Ami Walker – Land Management Adviser
Places like the North York Moors National Park may at first glance seem like areas of wild, natural beauty, but in reality they are largely managed landscapes. As a Conservation Land Management Adviser working on the Habitat Connectivity – Linking Landscapes Programme (“bigger, better, more connected”), I work with farmers and landowners to encourage and assist them in managing their land in a way that maintains and improve conditions for our native wildlife.
My week is usually a mix of sitting at a desk and being out and about in the North York Moors (no prizes for guessing which I prefer). By far the best bit of my job is the people I come into contact with. The North York Moors is a tough environment to farm in but we are blessed with some wonderful characters who have a deep sense of pride in what they do and where they live, and I love working with them.
Lately a typical week has started with a visit to a farmer who is willing to get involved in the Linking Landscapes Programme. This requires an on site survey looking in very fine detail at the important habitats and features on the farm – and working out opportunities to link these areas together to enable movement of wildlife around the countryside.

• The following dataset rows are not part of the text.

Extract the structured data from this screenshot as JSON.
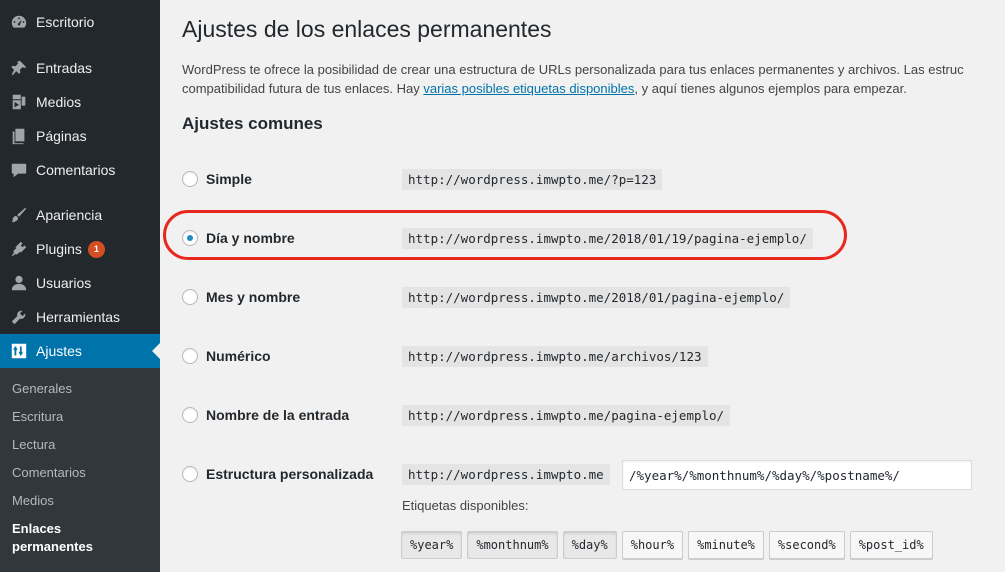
{
  "sidebar": {
    "items": [
      {
        "label": "Escritorio",
        "icon": "dashboard-icon"
      },
      {
        "label": "Entradas",
        "icon": "pushpin-icon"
      },
      {
        "label": "Medios",
        "icon": "media-icon"
      },
      {
        "label": "Páginas",
        "icon": "page-icon"
      },
      {
        "label": "Comentarios",
        "icon": "comment-icon"
      },
      {
        "label": "Apariencia",
        "icon": "paintbrush-icon"
      },
      {
        "label": "Plugins",
        "icon": "plugin-icon",
        "badge": "1"
      },
      {
        "label": "Usuarios",
        "icon": "user-icon"
      },
      {
        "label": "Herramientas",
        "icon": "wrench-icon"
      },
      {
        "label": "Ajustes",
        "icon": "settings-icon",
        "active": true
      }
    ],
    "submenu": [
      "Generales",
      "Escritura",
      "Lectura",
      "Comentarios",
      "Medios",
      "Enlaces permanentes"
    ]
  },
  "page": {
    "title": "Ajustes de los enlaces permanentes",
    "desc_part1": "WordPress te ofrece la posibilidad de crear una estructura de URLs personalizada para tus enlaces permanentes y archivos. Las estruc",
    "desc_part2": "compatibilidad futura de tus enlaces. Hay ",
    "desc_link": "varias posibles etiquetas disponibles",
    "desc_part3": ", y aquí tienes algunos ejemplos para empezar.",
    "section_title": "Ajustes comunes"
  },
  "options": [
    {
      "label": "Simple",
      "url": "http://wordpress.imwpto.me/?p=123",
      "checked": false
    },
    {
      "label": "Día y nombre",
      "url": "http://wordpress.imwpto.me/2018/01/19/pagina-ejemplo/",
      "checked": true
    },
    {
      "label": "Mes y nombre",
      "url": "http://wordpress.imwpto.me/2018/01/pagina-ejemplo/",
      "checked": false
    },
    {
      "label": "Numérico",
      "url": "http://wordpress.imwpto.me/archivos/123",
      "checked": false
    },
    {
      "label": "Nombre de la entrada",
      "url": "http://wordpress.imwpto.me/pagina-ejemplo/",
      "checked": false
    },
    {
      "label": "Estructura personalizada",
      "url": "http://wordpress.imwpto.me",
      "checked": false
    }
  ],
  "custom": {
    "value": "/%year%/%monthnum%/%day%/%postname%/",
    "tags_label": "Etiquetas disponibles:",
    "tags": [
      "%year%",
      "%monthnum%",
      "%day%",
      "%hour%",
      "%minute%",
      "%second%",
      "%post_id%"
    ],
    "pressed_tags": [
      "%year%",
      "%monthnum%",
      "%day%"
    ]
  },
  "colors": {
    "accent": "#0073aa",
    "highlight": "#e8271e",
    "sidebar_bg": "#23282d"
  }
}
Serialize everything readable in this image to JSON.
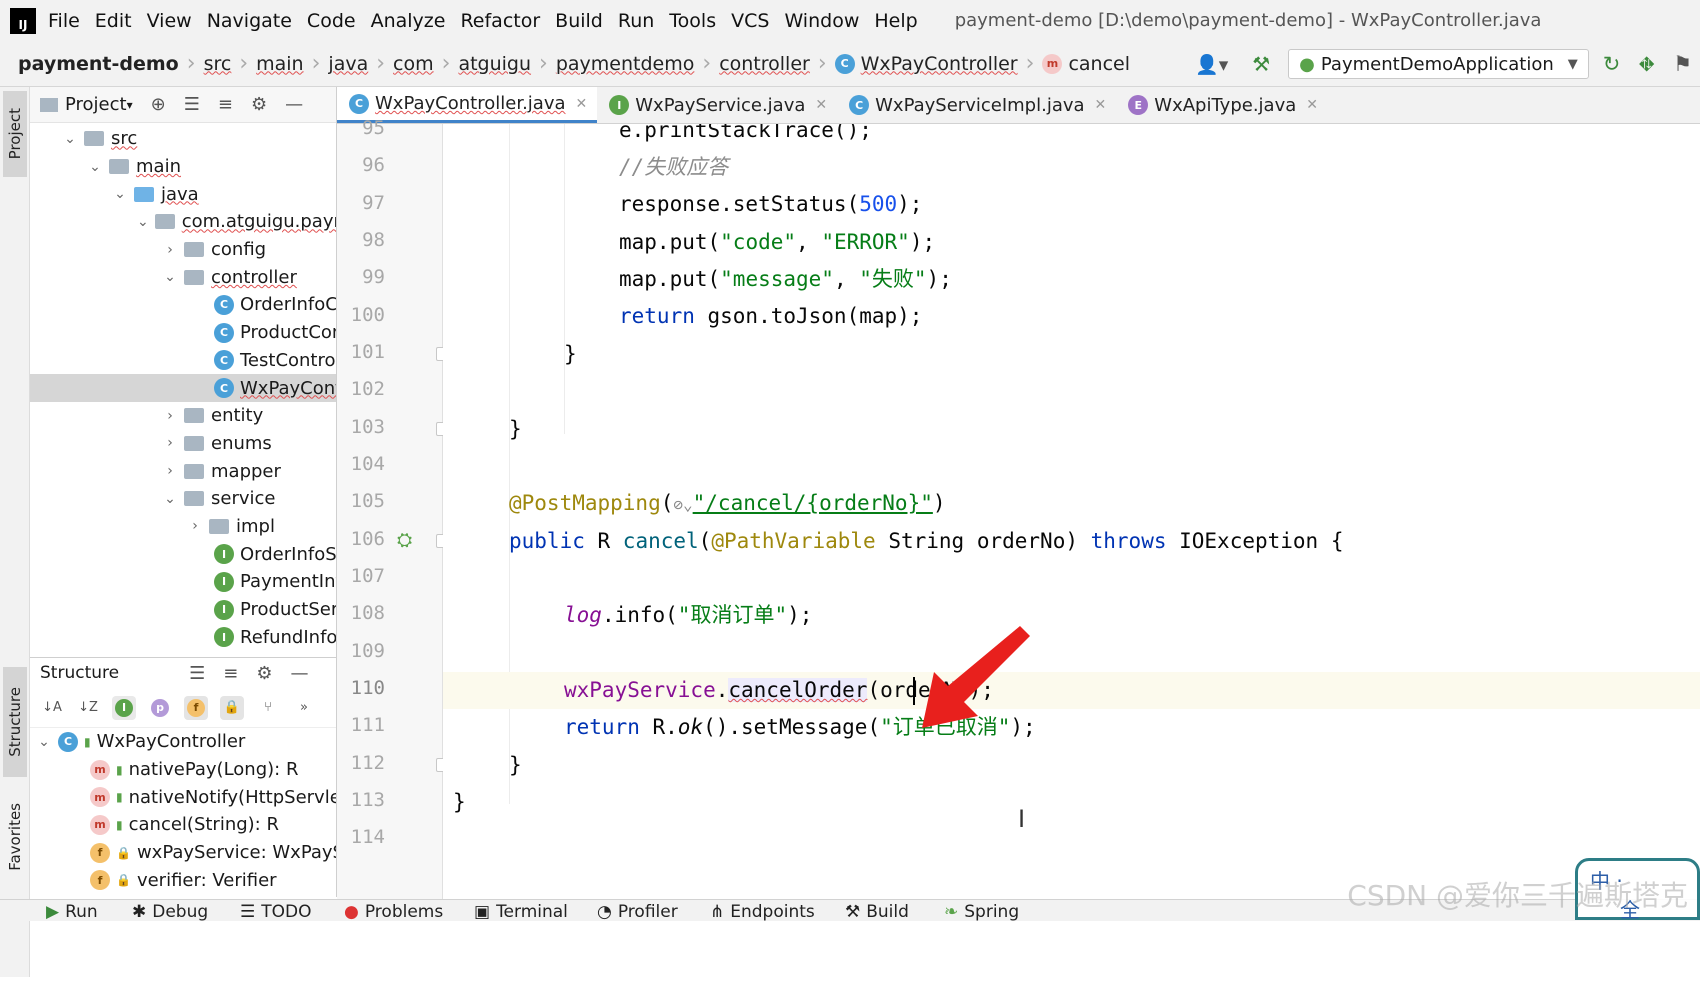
{
  "menu": {
    "logo": "IJ",
    "items": [
      "File",
      "Edit",
      "View",
      "Navigate",
      "Code",
      "Analyze",
      "Refactor",
      "Build",
      "Run",
      "Tools",
      "VCS",
      "Window",
      "Help"
    ],
    "window_title": "payment-demo [D:\\demo\\payment-demo] - WxPayController.java"
  },
  "breadcrumbs": [
    "payment-demo",
    "src",
    "main",
    "java",
    "com",
    "atguigu",
    "paymentdemo",
    "controller",
    "WxPayController",
    "cancel"
  ],
  "run_config": "PaymentDemoApplication",
  "left_strip": {
    "project": "Project",
    "structure": "Structure",
    "favorites": "Favorites"
  },
  "project_panel": {
    "title": "Project",
    "tree": [
      {
        "label": "src",
        "type": "folder",
        "expanded": true
      },
      {
        "label": "main",
        "type": "folder",
        "expanded": true
      },
      {
        "label": "java",
        "type": "folder-blue",
        "expanded": true
      },
      {
        "label": "com.atguigu.paym",
        "type": "package",
        "expanded": true
      },
      {
        "label": "config",
        "type": "package",
        "expanded": false
      },
      {
        "label": "controller",
        "type": "package",
        "expanded": true
      },
      {
        "label": "OrderInfoCo",
        "type": "class"
      },
      {
        "label": "ProductCont",
        "type": "class"
      },
      {
        "label": "TestControll",
        "type": "class"
      },
      {
        "label": "WxPayContr",
        "type": "class",
        "selected": true
      },
      {
        "label": "entity",
        "type": "package",
        "expanded": false
      },
      {
        "label": "enums",
        "type": "package",
        "expanded": false
      },
      {
        "label": "mapper",
        "type": "package",
        "expanded": false
      },
      {
        "label": "service",
        "type": "package",
        "expanded": true
      },
      {
        "label": "impl",
        "type": "package",
        "expanded": false
      },
      {
        "label": "OrderInfoSe",
        "type": "interface"
      },
      {
        "label": "PaymentInfo",
        "type": "interface"
      },
      {
        "label": "ProductServ",
        "type": "interface"
      },
      {
        "label": "RefundInfoS",
        "type": "interface"
      }
    ]
  },
  "structure_panel": {
    "title": "Structure",
    "root": "WxPayController",
    "members": [
      {
        "icon": "m",
        "label": "nativePay(Long): R"
      },
      {
        "icon": "m",
        "label": "nativeNotify(HttpServletR"
      },
      {
        "icon": "m",
        "label": "cancel(String): R"
      },
      {
        "icon": "f",
        "label": "wxPayService: WxPaySer"
      },
      {
        "icon": "f",
        "label": "verifier: Verifier"
      }
    ]
  },
  "tabs": [
    {
      "label": "WxPayController.java",
      "icon": "C",
      "active": true
    },
    {
      "label": "WxPayService.java",
      "icon": "I"
    },
    {
      "label": "WxPayServiceImpl.java",
      "icon": "C"
    },
    {
      "label": "WxApiType.java",
      "icon": "E"
    }
  ],
  "editor": {
    "line_numbers": [
      "95",
      "96",
      "97",
      "98",
      "99",
      "100",
      "101",
      "102",
      "103",
      "104",
      "105",
      "106",
      "107",
      "108",
      "109",
      "110",
      "111",
      "112",
      "113",
      "114"
    ],
    "code": {
      "l95_a": "e.printStackTrace();",
      "l96_a": "//失败应答",
      "l97_a": "response.setStatus(",
      "l97_b": "500",
      "l97_c": ");",
      "l98_a": "map.put(",
      "l98_b": "\"code\"",
      "l98_c": ", ",
      "l98_d": "\"ERROR\"",
      "l98_e": ");",
      "l99_a": "map.put(",
      "l99_b": "\"message\"",
      "l99_c": ", ",
      "l99_d": "\"失败\"",
      "l99_e": ");",
      "l100_a": "return",
      "l100_b": " gson.toJson(map);",
      "l101_a": "}",
      "l103_a": "}",
      "l105_a": "@PostMapping",
      "l105_b": "(",
      "l105_c": "\"/cancel/{orderNo}\"",
      "l105_d": ")",
      "l106_a": "public",
      "l106_b": " R ",
      "l106_c": "cancel",
      "l106_d": "(",
      "l106_e": "@PathVariable",
      "l106_f": " String orderNo) ",
      "l106_g": "throws",
      "l106_h": " IOException {",
      "l108_a": "log",
      "l108_b": ".info(",
      "l108_c": "\"取消订单\"",
      "l108_d": ");",
      "l110_a": "wxPayService",
      "l110_b": ".",
      "l110_c": "cancelOrder",
      "l110_d": "(orderNo);",
      "l111_a": "return",
      "l111_b": " R.",
      "l111_c": "ok",
      "l111_d": "().setMessage(",
      "l111_e": "\"订单已取消\"",
      "l111_f": ");",
      "l112_a": "}",
      "l113_a": "}"
    }
  },
  "bottom_tools": [
    "Run",
    "Debug",
    "TODO",
    "Problems",
    "Terminal",
    "Profiler",
    "Endpoints",
    "Build",
    "Spring"
  ],
  "watermark": "CSDN @爱你三千遍斯塔克",
  "ime": {
    "top": "中",
    "bottom": "全"
  },
  "colors": {
    "accent": "#4083c9",
    "keyword": "#0033b3",
    "string": "#067d17",
    "number": "#1750eb",
    "annotation": "#9e880d",
    "field": "#871094",
    "arrow": "#e8201d"
  }
}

I spend a day walking the area to get an idea of what already exists conservation wise on the ground – making lists of plants and birds seen, whether there are any veteran or ancient trees and any good examples of other habitats such as hedges or species rich grasslands. I’m also looking for the potential to improve the farm for nature conservation – by fencing river banks, or planting new hedges and trees. At the same time I’m noting whether there is any archaeology that could benefit from protection and making sure any planned natural environment work won’t detrimentally affect irreplaceable historic environment features.
Back in the Office, I consult other National Park Authority Officers on the farm holding e.g. Area Ranger, the Ecologist, the Archaeologist, the Rights of Way and the Woodland Officers, to see whether anyone has any insights and comments on my findings. This culminates with me working up a Conservation Agreement management plan with the farmer to agree habitat improvements on their farm.
In the same week I’ll be back on another farm, this time for a catch-up on how things are going with a Conservation Agreement that was set up earlier in the year; checking to see how the planned capital works have gone e.g. hedges planted and new fences installed correctly to allow effective grazing of important grassland sites. Each individual holding is an important part of the bigger programme of habitat connectivity. The more farm holdings involved, the greater the achievable connectivity will be.
As well as the farmers, I also love working with our dedicated Conservation Volunteers and our work experience students; passing on my enthusiasm for nature conservation and hopefully inspiring them to stay involved long term for the good of the North York Moors.
My job enables me to go to places where only the farmer usually has access to – something I feel extremely privileged to be able to do. I get to see wading birds, deer, owls, rare plants, all with the backdrop of stunning views and lots of peace and tranquility. I feel a small part of something much bigger.